Happy Birthday Doc Pomus ► A Musical Appreciation
Doc Pomus singing at the Pied Piper with Uffe Bode,
Sol Yaged, John Levy and Rex William Stuart (1947)

Light 88 candles — the same as the number of keys on a piano — for Doc Pomus, one of the greatest names in Rock and Roll you never heard of; a Founding Father and a Brill Building Blues-shouting Jew.

Born Jerome Solon Felder on June 27, 1925, in Brooklyn, he walked with crutches due to a bout of polio at the age of six. He fell in love with The Blues after hearing a Big Joe Turner tune and took the stage name Doc Pomus as a teenager when he started performing in Blues clubs as a teenager. More often than not, he was the only White person in the club. During these years he recorded some 40 songs for small labels.

Mort Shuman and Doc Pomus

According to the Songwriter’s Hall of Fame:

At first, penning songs for his own recordings, he soon became a major song source on the New York scene and a regular at the new Atlantic Records’ office, creating classics for Laverne Baker, Ruth Brown, Lil Green, Ray Charles and Big Joe Turner. He enjoyed his first rhythm and blues top ten hit with “Lonely Avenue” by Ray Charles. Hooking up with a team of two other young songwriters, Jerry Leiber and Mike Stoller, he hit big with the Coasters’ “Young Blood.”

Pomus, by coincidence, met a talented teenaged fledgling songwriter Mort Shuman, who was dating Pomus’ cousin. He took Shuman under his wing and eventually the two became full partners despite the 15-year age difference between them.

Ultimately, the pair enjoyed a wonderful nine-year association resulting in a major body of work which, collectively, became a dominant force on the record charts and led to sales of well over one hundred million. The songs included, “This Magic Moment,” “Save The Last Dance For Me,” “Teenager in Love,” “Can’t Get Used To Losing You,” “Turn Me Loose,” “Hushabye,” “I Count The Tears,” “Sweets for My Sweet” and “Seven Day Weekend,” among many others. For Elvis Presley, they produced a series of major hit songs, including “Little Sister,” “Viva Las Vegas,” “His Latest Flame,” “Surrender,” “Suspicion,” “A Mess of Blues” and “Long, Lonely Highway,” to mention a very few.

Just last year a documentary on the great Doc Pomus was released. Making fun of his almost anonymous fame, the movie is called A.K.A. Doc Pomus:

Jeff Tamarkin, in his review of Lonely Avenue; The Unlikely Life and Times of Doc Pomus, by Alex Halberstadt, gets to the bottom of the contradictions:

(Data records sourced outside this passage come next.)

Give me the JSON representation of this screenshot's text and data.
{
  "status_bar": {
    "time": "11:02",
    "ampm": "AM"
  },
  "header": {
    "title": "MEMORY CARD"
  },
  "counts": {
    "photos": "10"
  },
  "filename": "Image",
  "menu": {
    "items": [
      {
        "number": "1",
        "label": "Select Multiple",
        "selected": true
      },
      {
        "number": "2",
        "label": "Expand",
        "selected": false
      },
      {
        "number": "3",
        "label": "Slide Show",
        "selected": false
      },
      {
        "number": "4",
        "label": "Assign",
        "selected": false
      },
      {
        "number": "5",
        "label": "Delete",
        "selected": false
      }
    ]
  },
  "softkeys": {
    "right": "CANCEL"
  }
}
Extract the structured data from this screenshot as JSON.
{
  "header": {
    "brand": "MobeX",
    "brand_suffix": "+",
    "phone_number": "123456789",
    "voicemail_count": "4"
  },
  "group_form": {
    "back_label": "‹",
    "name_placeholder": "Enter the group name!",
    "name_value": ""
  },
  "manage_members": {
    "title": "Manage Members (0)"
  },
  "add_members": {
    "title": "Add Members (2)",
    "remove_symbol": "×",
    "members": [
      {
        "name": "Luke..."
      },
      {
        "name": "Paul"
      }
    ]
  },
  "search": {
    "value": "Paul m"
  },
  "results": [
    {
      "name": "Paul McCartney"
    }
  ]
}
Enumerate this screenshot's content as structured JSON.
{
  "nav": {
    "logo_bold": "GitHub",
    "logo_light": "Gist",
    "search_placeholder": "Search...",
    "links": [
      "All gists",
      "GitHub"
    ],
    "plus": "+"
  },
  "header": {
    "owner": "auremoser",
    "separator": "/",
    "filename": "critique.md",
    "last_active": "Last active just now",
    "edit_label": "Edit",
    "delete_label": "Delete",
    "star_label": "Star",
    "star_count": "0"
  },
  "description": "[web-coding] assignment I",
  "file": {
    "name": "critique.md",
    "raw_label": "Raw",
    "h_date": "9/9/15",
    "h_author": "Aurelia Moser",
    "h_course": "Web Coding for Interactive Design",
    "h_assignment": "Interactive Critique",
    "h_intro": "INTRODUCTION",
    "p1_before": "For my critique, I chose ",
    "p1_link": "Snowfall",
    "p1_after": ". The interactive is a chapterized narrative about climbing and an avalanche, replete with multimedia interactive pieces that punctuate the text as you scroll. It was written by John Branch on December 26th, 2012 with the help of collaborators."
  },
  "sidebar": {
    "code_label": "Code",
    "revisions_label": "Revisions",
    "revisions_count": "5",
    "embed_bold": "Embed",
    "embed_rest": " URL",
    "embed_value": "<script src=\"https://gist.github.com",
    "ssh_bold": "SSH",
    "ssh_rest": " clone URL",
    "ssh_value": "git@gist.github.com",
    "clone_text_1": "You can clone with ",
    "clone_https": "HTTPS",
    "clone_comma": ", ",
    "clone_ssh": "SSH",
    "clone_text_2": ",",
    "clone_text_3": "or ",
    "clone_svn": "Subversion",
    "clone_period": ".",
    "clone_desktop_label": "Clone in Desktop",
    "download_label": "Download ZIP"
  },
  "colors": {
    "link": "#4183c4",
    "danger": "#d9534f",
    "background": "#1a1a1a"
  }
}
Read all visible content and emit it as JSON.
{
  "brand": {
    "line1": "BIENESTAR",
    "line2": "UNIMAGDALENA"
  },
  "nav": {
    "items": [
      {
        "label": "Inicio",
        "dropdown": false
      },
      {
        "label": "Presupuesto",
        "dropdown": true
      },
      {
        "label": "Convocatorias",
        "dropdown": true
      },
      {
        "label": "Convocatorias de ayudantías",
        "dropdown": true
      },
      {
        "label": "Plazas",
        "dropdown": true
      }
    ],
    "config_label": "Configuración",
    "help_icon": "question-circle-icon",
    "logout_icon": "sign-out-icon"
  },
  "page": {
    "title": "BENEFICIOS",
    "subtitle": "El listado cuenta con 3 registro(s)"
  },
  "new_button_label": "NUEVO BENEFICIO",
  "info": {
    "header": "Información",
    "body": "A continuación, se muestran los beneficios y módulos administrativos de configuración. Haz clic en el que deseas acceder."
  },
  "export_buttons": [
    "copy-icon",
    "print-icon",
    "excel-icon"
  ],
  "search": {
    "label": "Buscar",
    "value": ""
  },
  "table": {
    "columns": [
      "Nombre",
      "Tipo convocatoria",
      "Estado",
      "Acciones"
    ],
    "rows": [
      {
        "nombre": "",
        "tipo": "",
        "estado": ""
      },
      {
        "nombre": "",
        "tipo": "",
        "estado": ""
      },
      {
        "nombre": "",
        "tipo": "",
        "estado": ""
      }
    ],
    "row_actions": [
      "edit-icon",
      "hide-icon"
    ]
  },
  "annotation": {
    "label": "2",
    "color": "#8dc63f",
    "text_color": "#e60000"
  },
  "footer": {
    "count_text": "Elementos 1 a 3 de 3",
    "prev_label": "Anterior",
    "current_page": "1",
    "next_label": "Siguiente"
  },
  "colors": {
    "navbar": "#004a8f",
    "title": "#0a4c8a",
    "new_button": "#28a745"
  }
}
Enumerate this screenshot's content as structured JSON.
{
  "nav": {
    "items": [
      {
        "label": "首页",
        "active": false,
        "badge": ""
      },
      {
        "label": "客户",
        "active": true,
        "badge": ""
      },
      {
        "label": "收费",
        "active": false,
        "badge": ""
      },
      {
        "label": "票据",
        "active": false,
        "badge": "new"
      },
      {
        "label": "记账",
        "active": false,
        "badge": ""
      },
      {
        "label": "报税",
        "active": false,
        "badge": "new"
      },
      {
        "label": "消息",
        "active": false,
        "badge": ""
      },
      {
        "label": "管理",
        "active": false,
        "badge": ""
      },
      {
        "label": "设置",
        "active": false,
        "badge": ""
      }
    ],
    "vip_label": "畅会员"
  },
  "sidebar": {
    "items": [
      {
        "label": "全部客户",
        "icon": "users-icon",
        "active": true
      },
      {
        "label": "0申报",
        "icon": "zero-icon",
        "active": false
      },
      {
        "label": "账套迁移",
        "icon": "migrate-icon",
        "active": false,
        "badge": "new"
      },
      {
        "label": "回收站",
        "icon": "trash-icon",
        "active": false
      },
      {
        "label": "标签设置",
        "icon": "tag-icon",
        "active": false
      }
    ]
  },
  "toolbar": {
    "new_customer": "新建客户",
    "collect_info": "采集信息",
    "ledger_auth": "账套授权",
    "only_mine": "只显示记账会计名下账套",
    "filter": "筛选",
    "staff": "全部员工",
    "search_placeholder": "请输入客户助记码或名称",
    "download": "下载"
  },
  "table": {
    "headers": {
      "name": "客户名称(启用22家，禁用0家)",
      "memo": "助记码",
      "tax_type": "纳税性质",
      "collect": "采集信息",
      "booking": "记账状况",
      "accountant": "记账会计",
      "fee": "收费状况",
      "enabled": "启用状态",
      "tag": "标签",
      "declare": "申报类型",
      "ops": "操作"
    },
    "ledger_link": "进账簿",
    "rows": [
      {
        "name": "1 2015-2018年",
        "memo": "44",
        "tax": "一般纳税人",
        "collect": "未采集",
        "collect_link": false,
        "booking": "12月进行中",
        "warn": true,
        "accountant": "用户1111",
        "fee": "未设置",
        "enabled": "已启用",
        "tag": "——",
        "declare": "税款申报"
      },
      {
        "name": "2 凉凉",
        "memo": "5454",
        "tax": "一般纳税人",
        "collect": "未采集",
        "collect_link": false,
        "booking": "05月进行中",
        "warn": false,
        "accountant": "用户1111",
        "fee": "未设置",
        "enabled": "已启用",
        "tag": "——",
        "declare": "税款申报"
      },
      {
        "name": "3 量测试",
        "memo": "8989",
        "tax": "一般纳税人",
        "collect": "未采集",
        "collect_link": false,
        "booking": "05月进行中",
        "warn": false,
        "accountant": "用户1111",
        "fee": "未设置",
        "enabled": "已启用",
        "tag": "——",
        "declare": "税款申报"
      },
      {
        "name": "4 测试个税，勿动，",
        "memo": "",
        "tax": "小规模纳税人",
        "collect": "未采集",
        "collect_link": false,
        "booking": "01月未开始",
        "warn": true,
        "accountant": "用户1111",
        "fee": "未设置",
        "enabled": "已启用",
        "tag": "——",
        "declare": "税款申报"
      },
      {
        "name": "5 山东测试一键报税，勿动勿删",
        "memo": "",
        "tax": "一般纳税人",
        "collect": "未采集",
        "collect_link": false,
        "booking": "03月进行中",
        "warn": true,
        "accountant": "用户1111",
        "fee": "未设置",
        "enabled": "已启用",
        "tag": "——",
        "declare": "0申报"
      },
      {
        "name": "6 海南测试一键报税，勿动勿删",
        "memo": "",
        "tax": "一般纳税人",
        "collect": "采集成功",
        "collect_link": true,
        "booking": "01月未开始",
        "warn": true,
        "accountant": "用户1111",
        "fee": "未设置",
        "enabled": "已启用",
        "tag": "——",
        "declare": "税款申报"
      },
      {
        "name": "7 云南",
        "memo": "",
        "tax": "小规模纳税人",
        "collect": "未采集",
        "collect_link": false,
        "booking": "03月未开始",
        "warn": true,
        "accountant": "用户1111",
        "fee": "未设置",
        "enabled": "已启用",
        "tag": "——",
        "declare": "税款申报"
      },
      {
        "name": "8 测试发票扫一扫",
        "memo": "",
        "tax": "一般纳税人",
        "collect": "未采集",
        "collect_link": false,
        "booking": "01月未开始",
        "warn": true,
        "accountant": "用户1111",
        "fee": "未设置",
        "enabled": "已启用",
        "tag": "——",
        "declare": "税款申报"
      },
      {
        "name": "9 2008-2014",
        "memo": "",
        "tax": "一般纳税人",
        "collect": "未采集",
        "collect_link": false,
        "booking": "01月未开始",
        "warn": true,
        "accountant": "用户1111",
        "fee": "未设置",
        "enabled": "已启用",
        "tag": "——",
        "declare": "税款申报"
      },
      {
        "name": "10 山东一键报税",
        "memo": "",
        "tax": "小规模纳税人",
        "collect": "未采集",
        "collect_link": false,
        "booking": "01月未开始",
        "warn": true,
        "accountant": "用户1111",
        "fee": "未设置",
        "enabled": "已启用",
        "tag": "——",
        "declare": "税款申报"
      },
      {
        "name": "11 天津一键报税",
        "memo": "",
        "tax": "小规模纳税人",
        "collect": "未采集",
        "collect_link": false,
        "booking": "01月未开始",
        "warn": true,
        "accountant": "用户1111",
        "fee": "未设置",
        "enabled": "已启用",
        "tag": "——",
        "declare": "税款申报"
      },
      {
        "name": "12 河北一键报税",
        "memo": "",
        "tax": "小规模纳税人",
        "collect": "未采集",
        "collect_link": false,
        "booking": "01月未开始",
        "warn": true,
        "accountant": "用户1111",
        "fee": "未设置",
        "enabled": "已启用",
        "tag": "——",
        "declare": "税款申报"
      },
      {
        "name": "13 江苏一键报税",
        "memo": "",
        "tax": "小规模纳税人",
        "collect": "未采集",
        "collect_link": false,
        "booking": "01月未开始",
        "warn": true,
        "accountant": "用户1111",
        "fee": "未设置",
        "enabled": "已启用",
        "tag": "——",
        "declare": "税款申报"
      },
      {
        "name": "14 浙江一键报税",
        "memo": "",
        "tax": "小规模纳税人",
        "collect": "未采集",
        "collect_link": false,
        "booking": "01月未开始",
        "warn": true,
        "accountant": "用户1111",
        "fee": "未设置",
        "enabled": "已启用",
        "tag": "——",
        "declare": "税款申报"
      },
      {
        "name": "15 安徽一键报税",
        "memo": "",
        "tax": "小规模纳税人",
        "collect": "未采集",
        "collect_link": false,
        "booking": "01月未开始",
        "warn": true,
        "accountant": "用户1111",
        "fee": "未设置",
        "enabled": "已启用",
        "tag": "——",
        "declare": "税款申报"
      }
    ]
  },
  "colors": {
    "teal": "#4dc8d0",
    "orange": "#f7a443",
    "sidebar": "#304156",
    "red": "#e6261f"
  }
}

It wasn’t until long after the hits, after the Beatles and Dylan made irrelevant the songwriting mills, after a 10-year writing sabbatical when high-stakes poker brought in more cash than his royalties, that Pomus began to feel comfortable in his skin. He began writing again, and though his collaborations with the likes of Dr. John and Willy DeVille never came close to the charts, he felt at home with these younger singers, who respected the same traditions he did.

By the ’80s, he had recast himself as an eccentric, ebullient man about town, dressing loudly, throwing lavish parties, turning up nightly at clubs where bouncers cleared a path for his wheelchair and set him in the prime spots. But he also became a magnet for all manner of hangers-on and hucksters, and he took to carrying a business card that read “Doc Pomus — I’ve Got My Own Problems.”

Despite the overhanging gloom, Lonely Avenue — which takes its name from the 1956 Ray Charles hit that put Pomus on the map — is anything but depressing. Halberstadt’s re-creation of period detail is rich as is his portraiture of the myriad characters who flit in and out of Pomus’s life — Muhammad Ali, Veronica Lake (with whom Halberstadt claims Pomus had an affair), Rodney Dangerfield, John Lennon. With access to family and friends, as well as to the late songwriter’s journals — he died in 1991 — Halberstadt (who never met his subject) gets at the heart of Pomus’s often conflicting personal and professional lives.

However, as always, it’s about the music. Here’s a Doc Pomus Jukebox which includes some of his early Blues sides, as well as some of his tunes made famous by others.

As always: CRANK IT UP!!!

About Headly Westerfield

Calling himself “A liberally progressive, sarcastically cynical, iconoclastic polymath,” Headly Westerfield has been a professional writer all his adult life.